TH: You raised the specter of so-called hybrid warfare, of Putin sending his “little green men” into the Baltics. If NATO were to deem something Putin did as calling for implementing Article 5, the alliance’s mutual-defense pact, would you be confident that Trump would go along with it?
JEM: I think so. Perhaps under pressure, but I think there will be enough people in the government who would say the United States as the godfather of NATO cannot be the first country to breach commitment to Article 5.
The broader question would be, as you need a unanimous NATO vote to get Article 5, whether you would get that full support across 29 different countries. This is why Putin could be tempted to try it. His intelligence analysts may be evaluating sentiment within NATO, because the thing that would most damage the alliance, in effect render it neutered, would be the failure to coalesce on an Article 5 request. And the way Putin could make that difficult would be with an ambiguous intervention. That’s why I said little green men.
TH: You also said a really interesting thing — that if Trump only has one term, Europe can wait out the U.S., but that if Trump gets re-elected, it’s going to be a whole different ballgame. What do you think would happen to the trans-Atlantic bridge if we’ve got eight years of this president?
JEM: Well, my, my premise was that Trump is re-elected and continues to behave as he has behaved. There is a great level of dismay in Europe on the one hand among traditional Atlanticists, and on the other hand a certain degree of comfort and sustenance that the European right takes in Trump’s approach. In a way he’s a model for them.
So if that whole syndrome were to continue through a second Trump term, I think the forces in Europe arguing that Europe has to take care of itself would grow. This could be a good thing or a bad thing. Good in that an independent, strong Europe that shares values most of us treasure would not be a bad thing. On the other hand, what would the character of that Europe be, given some of the trends we see there? I’ve heard people who have worked on Europe a long time say something very controversial, which is that if all of these trends were to continue and catch fire, we could end up with a kind of authoritarian Europe.
TH: Last question: Are you considering a second career as a professional magician?
JEM: I have a career now as a kind of semi-professional magician. Magic has given me a lot of joy during my strenuous times in government. It kept me sane because I could fall asleep at night eschewing Ambien and thinking instead about how to solve the latest card trick I was working on.
This column does not necessarily reflect the opinion of the editorial board or Bloomberg LP and its owners.
Tobin Harshaw writes editorials on national security and the military for Bloomberg Opinion.

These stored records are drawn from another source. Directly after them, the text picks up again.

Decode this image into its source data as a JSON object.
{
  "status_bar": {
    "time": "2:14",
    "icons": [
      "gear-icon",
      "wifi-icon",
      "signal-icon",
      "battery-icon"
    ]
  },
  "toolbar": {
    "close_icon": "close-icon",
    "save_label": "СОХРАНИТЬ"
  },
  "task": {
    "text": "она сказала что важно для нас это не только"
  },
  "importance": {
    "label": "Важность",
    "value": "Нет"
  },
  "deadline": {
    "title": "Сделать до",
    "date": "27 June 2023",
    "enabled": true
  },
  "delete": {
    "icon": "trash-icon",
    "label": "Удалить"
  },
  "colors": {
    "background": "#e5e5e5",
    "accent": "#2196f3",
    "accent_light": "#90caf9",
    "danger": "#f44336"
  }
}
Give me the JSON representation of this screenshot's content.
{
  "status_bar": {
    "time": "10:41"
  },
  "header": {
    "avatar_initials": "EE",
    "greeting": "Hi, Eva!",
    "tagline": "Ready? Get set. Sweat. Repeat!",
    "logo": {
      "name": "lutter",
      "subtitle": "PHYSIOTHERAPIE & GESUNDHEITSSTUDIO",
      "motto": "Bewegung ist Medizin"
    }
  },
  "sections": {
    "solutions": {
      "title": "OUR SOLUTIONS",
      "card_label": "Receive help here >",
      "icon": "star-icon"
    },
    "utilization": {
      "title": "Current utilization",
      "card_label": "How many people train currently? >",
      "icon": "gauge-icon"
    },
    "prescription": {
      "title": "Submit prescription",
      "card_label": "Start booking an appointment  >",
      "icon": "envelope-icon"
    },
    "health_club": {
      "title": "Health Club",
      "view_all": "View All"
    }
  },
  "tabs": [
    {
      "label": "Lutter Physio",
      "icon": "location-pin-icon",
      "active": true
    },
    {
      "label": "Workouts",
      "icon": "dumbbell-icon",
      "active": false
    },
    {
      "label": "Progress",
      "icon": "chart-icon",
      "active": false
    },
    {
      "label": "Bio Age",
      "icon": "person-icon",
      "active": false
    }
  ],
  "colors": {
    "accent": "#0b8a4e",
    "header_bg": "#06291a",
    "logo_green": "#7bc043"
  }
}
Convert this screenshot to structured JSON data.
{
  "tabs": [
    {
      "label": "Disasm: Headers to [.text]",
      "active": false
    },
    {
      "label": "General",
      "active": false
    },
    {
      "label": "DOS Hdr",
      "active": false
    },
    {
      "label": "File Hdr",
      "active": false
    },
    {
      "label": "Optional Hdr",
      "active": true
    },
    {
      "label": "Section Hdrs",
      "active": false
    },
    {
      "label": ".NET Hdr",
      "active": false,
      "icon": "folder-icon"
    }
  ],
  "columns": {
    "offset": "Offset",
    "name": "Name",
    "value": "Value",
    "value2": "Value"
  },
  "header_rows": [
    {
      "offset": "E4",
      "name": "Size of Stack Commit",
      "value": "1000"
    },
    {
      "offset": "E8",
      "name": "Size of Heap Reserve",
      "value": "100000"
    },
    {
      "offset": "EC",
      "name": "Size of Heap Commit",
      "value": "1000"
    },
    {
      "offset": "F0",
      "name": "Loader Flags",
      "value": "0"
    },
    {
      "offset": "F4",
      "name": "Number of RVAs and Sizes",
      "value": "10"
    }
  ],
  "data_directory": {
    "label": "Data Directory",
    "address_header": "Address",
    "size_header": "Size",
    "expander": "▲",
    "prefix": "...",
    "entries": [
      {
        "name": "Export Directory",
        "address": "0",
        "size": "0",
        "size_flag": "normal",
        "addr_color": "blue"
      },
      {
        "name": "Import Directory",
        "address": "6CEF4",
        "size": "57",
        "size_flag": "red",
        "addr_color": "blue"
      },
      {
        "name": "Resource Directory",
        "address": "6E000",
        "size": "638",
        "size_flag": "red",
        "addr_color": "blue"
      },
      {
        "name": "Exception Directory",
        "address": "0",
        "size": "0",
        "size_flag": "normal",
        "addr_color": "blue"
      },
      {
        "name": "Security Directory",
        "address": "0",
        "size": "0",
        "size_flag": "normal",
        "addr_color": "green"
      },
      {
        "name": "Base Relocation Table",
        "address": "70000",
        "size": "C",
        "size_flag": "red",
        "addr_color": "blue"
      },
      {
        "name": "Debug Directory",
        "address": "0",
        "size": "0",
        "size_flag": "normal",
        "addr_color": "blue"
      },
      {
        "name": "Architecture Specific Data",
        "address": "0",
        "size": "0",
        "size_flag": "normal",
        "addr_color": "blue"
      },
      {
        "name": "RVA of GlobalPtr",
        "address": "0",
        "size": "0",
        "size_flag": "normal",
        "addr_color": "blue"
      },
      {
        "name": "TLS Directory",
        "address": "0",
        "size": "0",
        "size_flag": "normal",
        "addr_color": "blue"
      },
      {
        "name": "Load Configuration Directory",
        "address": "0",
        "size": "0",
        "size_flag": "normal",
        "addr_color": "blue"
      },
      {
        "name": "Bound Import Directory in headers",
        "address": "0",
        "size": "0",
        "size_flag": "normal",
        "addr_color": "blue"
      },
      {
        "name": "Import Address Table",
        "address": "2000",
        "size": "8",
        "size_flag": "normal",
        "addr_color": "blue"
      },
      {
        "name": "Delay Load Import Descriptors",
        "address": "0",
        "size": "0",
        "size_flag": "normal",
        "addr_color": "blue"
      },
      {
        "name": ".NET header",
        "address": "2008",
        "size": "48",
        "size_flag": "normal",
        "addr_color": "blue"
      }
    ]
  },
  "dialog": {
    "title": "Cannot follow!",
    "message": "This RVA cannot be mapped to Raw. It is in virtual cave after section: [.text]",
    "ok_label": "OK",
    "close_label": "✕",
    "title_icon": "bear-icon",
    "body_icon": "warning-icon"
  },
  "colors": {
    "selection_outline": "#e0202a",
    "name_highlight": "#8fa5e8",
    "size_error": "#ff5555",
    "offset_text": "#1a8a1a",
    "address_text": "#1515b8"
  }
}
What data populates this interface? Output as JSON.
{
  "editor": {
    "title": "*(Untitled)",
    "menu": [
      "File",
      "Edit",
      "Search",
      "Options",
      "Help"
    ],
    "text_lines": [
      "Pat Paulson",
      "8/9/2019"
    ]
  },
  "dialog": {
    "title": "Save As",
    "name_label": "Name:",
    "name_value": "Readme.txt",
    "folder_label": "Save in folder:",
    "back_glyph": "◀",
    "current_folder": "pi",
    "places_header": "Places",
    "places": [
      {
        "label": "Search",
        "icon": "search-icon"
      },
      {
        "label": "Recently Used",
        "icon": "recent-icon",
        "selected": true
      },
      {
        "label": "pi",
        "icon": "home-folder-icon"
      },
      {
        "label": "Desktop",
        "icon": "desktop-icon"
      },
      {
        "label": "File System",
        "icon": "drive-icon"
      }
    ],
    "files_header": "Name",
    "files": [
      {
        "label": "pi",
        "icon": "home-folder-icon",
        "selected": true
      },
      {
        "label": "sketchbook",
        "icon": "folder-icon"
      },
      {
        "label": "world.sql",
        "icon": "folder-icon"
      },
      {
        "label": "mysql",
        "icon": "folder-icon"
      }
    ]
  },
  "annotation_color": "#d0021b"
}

He was an editor with the op-ed page of the New York Times and the paper’s letters editor.
©2018 Bloomberg L.P.